In a devastating embarrassment for Vladimir Putin's foreign policy, Georgia held elections this week and delivered stunning knockout blow to Russia's efforts to retain influence and control in the former Soviet republic.
In parliamentary elections that were judged as "good or very good at 92 percent of the 1,500 polling stations visited" by the Organization for Security and Cooperation in Europe Parliamentary Assembly, Georgian voters supported the party of the pro-West president Mikheil Saakashvili (shown above) by a landslide margin. The OSCE found that the quality of Georgia's elections had improved markedly from the last outing: "These elections were not perfect, but since I was here in January for the presidential election, concrete and substantial progress has been made," said Joao Soares, head of the OSCE Parliamentary Assembly mission.
Saakashvili's party dominated its pro-Russia opponent by a stunning margin of nearly three to one. The people of Georgia spoke loud and clear, saying that they wanted no part of their country's Soviet past and domination by the Russian Kremlin. Instead, they overwhelmingly favor alliance with the West, NATO membership and an independent course.

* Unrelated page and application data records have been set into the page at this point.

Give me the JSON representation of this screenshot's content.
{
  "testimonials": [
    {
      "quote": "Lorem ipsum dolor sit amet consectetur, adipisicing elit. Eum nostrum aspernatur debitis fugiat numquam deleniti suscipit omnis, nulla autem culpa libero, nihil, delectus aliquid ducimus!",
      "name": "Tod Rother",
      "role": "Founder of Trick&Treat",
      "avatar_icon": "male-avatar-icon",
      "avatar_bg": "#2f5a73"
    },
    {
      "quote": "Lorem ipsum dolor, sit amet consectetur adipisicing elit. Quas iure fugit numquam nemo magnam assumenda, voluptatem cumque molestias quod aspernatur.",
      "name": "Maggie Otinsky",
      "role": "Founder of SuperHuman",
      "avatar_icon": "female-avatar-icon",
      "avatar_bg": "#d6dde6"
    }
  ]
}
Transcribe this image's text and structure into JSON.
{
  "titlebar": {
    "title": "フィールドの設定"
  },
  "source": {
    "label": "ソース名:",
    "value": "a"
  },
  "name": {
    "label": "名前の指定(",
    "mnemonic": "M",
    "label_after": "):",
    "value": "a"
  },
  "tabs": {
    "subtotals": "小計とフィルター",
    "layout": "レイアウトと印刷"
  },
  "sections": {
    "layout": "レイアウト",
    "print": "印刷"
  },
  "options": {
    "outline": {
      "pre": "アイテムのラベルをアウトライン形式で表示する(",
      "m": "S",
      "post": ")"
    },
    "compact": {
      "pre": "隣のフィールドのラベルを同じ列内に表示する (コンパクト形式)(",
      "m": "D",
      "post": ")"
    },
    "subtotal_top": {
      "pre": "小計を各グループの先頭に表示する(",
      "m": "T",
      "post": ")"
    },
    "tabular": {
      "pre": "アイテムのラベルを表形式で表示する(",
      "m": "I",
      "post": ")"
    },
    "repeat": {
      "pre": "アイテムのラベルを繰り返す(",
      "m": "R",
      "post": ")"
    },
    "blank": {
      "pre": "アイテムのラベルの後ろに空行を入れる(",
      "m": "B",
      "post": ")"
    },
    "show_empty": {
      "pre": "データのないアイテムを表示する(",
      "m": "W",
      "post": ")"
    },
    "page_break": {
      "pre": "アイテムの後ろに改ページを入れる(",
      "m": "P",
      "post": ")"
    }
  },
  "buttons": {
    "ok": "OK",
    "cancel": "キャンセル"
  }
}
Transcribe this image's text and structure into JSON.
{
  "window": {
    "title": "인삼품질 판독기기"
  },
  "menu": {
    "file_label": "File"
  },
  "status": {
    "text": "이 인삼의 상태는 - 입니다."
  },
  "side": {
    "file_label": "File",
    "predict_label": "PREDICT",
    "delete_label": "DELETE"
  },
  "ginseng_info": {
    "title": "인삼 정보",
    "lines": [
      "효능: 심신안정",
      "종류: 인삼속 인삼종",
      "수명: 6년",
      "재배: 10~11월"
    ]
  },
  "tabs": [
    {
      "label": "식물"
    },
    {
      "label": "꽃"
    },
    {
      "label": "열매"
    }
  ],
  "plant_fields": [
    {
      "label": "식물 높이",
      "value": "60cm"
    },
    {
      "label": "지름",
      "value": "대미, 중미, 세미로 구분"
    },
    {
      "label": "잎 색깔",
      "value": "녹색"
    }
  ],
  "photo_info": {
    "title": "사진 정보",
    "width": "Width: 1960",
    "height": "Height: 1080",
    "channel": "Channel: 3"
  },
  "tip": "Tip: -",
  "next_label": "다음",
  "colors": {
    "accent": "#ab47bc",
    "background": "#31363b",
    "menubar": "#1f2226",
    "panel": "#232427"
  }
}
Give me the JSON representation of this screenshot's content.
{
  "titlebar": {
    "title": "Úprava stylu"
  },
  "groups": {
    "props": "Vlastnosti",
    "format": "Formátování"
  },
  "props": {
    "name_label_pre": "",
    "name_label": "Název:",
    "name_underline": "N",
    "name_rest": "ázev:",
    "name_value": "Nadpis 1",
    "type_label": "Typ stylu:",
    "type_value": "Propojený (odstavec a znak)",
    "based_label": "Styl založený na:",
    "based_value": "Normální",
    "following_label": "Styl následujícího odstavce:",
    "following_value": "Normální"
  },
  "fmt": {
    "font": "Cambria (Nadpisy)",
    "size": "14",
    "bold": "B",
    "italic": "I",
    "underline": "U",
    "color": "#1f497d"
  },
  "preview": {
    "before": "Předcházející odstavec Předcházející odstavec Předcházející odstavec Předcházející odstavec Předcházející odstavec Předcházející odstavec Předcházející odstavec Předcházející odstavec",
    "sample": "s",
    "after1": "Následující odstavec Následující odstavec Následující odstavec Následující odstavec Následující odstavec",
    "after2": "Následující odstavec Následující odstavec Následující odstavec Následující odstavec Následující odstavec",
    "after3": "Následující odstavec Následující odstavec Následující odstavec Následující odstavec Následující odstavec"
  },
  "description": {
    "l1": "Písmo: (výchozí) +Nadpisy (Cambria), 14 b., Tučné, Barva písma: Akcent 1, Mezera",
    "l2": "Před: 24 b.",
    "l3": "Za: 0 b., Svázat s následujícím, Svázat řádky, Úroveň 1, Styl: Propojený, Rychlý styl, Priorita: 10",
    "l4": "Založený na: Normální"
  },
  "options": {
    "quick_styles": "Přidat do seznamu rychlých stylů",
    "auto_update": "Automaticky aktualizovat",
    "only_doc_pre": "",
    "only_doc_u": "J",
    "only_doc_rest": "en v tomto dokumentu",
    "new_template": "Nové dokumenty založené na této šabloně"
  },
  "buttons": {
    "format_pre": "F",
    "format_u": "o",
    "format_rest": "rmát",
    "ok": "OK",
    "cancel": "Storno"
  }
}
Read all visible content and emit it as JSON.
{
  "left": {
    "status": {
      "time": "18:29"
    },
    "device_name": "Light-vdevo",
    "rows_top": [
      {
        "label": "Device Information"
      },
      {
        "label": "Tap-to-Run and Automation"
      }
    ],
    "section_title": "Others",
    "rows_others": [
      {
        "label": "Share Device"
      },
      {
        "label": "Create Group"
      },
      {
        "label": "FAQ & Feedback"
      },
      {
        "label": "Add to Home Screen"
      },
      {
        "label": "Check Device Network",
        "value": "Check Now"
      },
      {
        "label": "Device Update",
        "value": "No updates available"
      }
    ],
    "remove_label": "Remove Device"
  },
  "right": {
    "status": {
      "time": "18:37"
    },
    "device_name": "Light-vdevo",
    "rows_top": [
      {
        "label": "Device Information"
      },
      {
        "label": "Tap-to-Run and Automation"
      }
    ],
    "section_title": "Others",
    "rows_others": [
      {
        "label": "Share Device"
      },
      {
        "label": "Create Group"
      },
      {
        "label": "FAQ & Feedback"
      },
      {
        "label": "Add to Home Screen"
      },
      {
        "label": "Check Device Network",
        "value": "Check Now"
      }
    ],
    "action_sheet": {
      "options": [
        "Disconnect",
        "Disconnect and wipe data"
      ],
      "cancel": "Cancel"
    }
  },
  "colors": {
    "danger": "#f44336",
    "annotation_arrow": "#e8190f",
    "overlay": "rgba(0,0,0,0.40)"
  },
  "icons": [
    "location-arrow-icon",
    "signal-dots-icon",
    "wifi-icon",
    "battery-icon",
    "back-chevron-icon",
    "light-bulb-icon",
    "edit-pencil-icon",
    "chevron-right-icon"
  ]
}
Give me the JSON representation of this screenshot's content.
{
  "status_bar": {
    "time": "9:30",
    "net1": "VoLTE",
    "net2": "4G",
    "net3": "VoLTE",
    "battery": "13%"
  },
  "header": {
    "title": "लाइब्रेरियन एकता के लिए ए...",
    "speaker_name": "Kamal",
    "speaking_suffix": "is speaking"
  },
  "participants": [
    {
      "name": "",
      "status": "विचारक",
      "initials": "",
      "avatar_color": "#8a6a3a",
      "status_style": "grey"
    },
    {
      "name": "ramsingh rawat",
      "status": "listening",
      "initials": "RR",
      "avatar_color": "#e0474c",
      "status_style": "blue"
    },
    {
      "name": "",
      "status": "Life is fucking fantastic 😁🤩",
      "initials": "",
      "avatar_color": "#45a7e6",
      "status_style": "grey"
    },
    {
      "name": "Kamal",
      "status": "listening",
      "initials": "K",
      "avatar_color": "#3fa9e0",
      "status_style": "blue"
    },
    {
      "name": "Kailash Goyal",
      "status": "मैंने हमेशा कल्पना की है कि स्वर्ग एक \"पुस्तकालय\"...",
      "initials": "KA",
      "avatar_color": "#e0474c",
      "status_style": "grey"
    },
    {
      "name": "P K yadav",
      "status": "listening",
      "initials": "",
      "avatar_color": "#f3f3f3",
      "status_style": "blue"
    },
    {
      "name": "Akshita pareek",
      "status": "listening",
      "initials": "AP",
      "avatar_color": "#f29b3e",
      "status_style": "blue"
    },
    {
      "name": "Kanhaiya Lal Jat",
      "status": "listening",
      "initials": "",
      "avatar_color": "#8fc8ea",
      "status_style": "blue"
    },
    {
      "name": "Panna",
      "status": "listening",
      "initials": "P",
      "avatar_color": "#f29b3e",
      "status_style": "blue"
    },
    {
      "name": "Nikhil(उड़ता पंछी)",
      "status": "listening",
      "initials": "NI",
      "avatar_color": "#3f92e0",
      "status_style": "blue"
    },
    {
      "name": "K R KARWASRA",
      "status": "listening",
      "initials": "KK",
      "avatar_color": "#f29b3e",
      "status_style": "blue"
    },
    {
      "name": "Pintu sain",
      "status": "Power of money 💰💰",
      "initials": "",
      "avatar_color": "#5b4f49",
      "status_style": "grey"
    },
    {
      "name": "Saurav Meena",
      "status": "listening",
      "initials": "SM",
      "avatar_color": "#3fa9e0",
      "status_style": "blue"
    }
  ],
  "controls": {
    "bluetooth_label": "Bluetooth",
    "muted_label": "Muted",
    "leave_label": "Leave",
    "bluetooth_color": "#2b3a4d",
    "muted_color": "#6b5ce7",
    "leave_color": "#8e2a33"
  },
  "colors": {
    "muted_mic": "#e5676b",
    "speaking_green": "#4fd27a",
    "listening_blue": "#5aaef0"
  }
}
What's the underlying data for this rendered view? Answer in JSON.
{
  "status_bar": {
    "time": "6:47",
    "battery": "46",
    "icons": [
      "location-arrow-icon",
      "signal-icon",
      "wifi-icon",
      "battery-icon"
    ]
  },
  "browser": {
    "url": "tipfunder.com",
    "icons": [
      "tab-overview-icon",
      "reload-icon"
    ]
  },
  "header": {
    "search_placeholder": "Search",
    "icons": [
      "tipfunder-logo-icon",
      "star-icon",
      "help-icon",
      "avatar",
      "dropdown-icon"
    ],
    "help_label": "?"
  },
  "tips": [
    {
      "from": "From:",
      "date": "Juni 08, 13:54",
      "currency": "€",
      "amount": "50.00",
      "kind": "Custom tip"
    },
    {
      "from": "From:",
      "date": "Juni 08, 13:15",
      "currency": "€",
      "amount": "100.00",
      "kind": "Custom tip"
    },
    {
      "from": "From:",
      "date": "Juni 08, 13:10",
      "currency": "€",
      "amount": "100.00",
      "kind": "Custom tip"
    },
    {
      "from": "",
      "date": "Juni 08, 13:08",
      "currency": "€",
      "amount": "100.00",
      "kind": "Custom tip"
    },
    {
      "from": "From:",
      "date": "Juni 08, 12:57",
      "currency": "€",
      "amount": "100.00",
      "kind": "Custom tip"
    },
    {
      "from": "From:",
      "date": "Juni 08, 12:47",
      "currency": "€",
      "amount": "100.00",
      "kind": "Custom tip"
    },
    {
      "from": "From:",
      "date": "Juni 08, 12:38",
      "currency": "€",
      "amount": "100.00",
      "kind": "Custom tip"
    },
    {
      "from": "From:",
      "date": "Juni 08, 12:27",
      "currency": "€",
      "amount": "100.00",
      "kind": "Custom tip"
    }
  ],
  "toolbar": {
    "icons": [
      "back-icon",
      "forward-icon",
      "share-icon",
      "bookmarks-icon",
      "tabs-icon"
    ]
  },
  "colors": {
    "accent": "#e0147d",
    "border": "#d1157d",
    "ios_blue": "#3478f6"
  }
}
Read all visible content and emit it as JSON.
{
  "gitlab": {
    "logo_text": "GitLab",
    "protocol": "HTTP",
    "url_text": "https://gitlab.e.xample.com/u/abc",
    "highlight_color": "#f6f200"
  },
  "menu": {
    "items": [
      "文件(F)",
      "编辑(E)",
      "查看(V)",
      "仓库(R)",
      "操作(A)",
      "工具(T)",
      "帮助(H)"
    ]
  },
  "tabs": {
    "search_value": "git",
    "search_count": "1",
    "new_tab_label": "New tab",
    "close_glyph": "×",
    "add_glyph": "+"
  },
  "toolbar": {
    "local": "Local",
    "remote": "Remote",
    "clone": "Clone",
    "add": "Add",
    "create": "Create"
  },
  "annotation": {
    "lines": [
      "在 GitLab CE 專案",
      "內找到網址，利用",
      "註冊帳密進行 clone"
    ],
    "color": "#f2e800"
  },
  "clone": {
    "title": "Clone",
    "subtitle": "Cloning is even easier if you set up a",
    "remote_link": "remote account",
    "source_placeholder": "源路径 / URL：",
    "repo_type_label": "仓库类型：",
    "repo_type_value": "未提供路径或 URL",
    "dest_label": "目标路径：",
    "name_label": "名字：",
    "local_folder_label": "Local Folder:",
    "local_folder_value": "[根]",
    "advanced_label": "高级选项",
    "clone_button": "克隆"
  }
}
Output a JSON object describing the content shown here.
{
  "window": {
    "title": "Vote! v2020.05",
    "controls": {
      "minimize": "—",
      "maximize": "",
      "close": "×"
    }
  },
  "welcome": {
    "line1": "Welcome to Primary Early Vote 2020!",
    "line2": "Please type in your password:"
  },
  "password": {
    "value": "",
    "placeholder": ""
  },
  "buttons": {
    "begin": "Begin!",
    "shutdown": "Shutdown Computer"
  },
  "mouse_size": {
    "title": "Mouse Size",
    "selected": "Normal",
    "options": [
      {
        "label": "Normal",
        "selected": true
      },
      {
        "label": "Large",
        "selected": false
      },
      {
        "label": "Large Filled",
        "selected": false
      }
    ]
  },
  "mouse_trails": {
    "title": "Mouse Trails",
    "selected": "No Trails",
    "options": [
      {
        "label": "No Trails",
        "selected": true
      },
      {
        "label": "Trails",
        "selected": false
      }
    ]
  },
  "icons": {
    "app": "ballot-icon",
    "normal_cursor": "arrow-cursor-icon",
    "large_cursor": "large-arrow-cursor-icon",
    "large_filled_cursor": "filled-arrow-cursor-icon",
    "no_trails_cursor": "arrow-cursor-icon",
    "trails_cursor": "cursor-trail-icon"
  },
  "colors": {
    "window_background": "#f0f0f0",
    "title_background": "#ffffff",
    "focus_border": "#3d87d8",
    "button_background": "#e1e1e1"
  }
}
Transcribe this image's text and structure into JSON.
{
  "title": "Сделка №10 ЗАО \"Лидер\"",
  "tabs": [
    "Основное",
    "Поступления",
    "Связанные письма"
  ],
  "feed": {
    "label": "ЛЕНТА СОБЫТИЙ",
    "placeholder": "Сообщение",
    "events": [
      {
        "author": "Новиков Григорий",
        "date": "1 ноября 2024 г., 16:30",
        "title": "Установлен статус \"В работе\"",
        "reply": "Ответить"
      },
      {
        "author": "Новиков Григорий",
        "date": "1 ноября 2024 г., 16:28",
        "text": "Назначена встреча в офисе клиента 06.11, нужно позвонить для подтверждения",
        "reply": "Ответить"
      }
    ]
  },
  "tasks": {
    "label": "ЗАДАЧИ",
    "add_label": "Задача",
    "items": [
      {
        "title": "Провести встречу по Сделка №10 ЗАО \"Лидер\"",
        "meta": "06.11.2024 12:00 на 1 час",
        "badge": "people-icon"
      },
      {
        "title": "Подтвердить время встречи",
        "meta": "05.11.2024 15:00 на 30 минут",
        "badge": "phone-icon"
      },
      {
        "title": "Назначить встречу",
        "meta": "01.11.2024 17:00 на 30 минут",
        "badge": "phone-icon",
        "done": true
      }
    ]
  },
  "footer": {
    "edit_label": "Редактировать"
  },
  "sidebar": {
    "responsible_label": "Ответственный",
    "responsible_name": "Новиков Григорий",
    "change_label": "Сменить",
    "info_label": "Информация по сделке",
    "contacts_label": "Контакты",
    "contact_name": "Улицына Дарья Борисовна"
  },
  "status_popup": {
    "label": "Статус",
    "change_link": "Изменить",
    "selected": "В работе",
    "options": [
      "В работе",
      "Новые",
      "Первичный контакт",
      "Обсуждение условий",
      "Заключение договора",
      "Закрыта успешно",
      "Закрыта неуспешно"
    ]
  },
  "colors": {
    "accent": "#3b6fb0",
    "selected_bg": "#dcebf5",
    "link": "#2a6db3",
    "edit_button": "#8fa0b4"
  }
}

Faced with repeated neo-imperialist efforts to unseat him, President Saakashvili has responded courageously and even heroically by simply calling election after election to let the people decide and winning each and every one.
Let's be clear: The United Opposition Movement headed by former presidential candidate Levan Gachechiladze is a real opposition party, harshly critical of Saakashvili and seeking to oust him from power. It was allowed to campaign aggressively and it won a large number of seats in Parliament. No such thing occurred last December in Russia. By contrast, not one single seat in Russia's new parliament is held by a party opposed to the dictatorial rule of Vladimir Putin.
It's more than a little telling that Russian "president" Dimitri Medvedev's first state visit after becoming "president" was a trip to China. Russia's relations with its former Soviet neighbors in Europe are imploding like a house of cards (just ten days ago, Russia received a similar poke in the eye from it's "little brother" in Serbia), and rather that seek to repair them it appears the Kremlin has simply given up hope and is trying to shore up its Far Eastern front.
Good luck with that, Mr. Medvedev. Do you really imagine the Chinese don't realize the racist contempt in which they are held by Russians? Do you really think you can appease the Chinese the way Stalin tried to appease Hitler, and thereby prevent China from annexing huge swaths of Russian territory to house its massive population (now ten times larger than Russia, but with less than one-third the national territory)?
Russia's foreign policy under Vladimir Putin has amounted to total, abject failure. Putin has provoked a new Cold War with the world's only superpower, alienated and polarized Western Europe with energy terrorism, poisoned its relations with former Soviet bloc friends and left Russia standing utterly alone in the world, without alliances or even constructive working relationships of any kind. Russia's only fellows are rogue regimes like those in Syria, Iran and Venezuela.
And there is nothing at all surprising in this. Though the complain about "encirclement" by the outside world, the people of Russia bring their troubles on themselves by choosing to be governed by a proud KGB spy raised on the mother's milk of propaganda and paranoia that brought down the USSR.